◆ EXERCISE INSTRUCTIONS:
Please set down all of the data below verbatim.

++++

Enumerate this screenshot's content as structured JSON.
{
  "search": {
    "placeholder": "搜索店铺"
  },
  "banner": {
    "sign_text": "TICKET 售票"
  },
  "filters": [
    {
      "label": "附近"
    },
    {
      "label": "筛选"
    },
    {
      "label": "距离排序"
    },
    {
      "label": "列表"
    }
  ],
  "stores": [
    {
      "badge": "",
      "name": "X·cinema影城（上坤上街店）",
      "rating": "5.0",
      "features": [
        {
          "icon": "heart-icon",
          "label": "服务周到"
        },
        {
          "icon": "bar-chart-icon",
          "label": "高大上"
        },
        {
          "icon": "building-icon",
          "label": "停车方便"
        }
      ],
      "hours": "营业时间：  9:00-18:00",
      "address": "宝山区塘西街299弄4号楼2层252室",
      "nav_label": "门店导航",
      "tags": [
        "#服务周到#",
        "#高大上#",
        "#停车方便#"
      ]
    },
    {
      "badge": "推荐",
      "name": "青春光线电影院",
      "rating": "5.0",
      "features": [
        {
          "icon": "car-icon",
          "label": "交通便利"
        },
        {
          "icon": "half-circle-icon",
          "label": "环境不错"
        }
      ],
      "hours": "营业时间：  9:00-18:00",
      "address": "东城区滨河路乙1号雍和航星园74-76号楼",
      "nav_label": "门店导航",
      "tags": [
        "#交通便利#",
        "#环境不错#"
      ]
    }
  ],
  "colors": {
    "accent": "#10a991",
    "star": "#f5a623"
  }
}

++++

◆ SOLUTION:
Enumerate this screenshot's content as structured JSON.
{
  "search": {
    "placeholder": "搜索店铺"
  },
  "banner": {
    "sign_text": "TICKET 售票"
  },
  "filters": [
    {
      "label": "附近"
    },
    {
      "label": "筛选"
    },
    {
      "label": "距离排序"
    },
    {
      "label": "列表"
    }
  ],
  "stores": [
    {
      "badge": "",
      "name": "X·cinema影城（上坤上街店）",
      "rating": "5.0",
      "features": [
        {
          "icon": "heart-icon",
          "label": "服务周到"
        },
        {
          "icon": "bar-chart-icon",
          "label": "高大上"
        },
        {
          "icon": "building-icon",
          "label": "停车方便"
        }
      ],
      "hours": "营业时间：  9:00-18:00",
      "address": "宝山区塘西街299弄4号楼2层252室",
      "nav_label": "门店导航",
      "tags": [
        "#服务周到#",
        "#高大上#",
        "#停车方便#"
      ]
    },
    {
      "badge": "推荐",
      "name": "青春光线电影院",
      "rating": "5.0",
      "features": [
        {
          "icon": "car-icon",
          "label": "交通便利"
        },
        {
          "icon": "half-circle-icon",
          "label": "环境不错"
        }
      ],
      "hours": "营业时间：  9:00-18:00",
      "address": "东城区滨河路乙1号雍和航星园74-76号楼",
      "nav_label": "门店导航",
      "tags": [
        "#交通便利#",
        "#环境不错#"
      ]
    }
  ],
  "colors": {
    "accent": "#10a991",
    "star": "#f5a623"
  }
}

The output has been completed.